Maintenance of behavior changes in cardiorespiratory risk reduction: a clinical perspective from the Ornish Program for reversing coronary heart disease

Health Psychol. 2000 Jan;19(1S):70-5. doi: 10.1037/0278-6133.19.suppl1.70.


This article is an edited version of extemporaneous remarks invited by the organizers of the National Heart, Lung, and Blood Institute-sponsored conference "Maintenance of Behavior Change in Cardiorespiratory Risk Reduction" (July 1998). The request for this author was an "outside-the-box" reaction from a clinical perspective to the working groups on the reports presented at the conference. The specific clinical perspective is one gained from 15 years of experience in the Ornish Heart Disease Reversal Program. The Ornish Program was of interest to conference organizers because of its success in reducing cardiac risk factors, altering the progression of coronary artery disease, and maintaining long-term adherence to lifestyle change (K. L. Gould et al., 1992, 1995; D. M. Ornish et al., 1979, 1983, 1990, 1998; D. Ornish & Multicenter Lifestyle Demonstration Project Study Group, 1998).
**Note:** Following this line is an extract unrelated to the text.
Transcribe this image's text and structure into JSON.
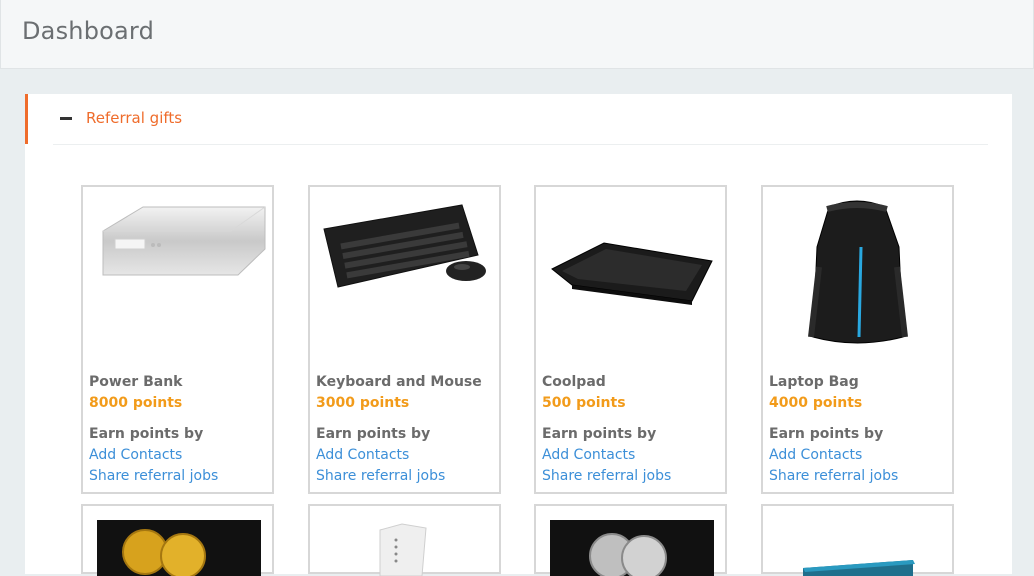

MeSH terms

  • Behavior Therapy*
  • Coronary Disease / etiology
  • Coronary Disease / prevention & control*
  • Diet, Fat-Restricted
  • Exercise
  • Health Behavior*
  • Health Knowledge, Attitudes, Practice
  • Humans
  • Life Style*
  • Long-Term Care
  • Risk Factors
  • Social Support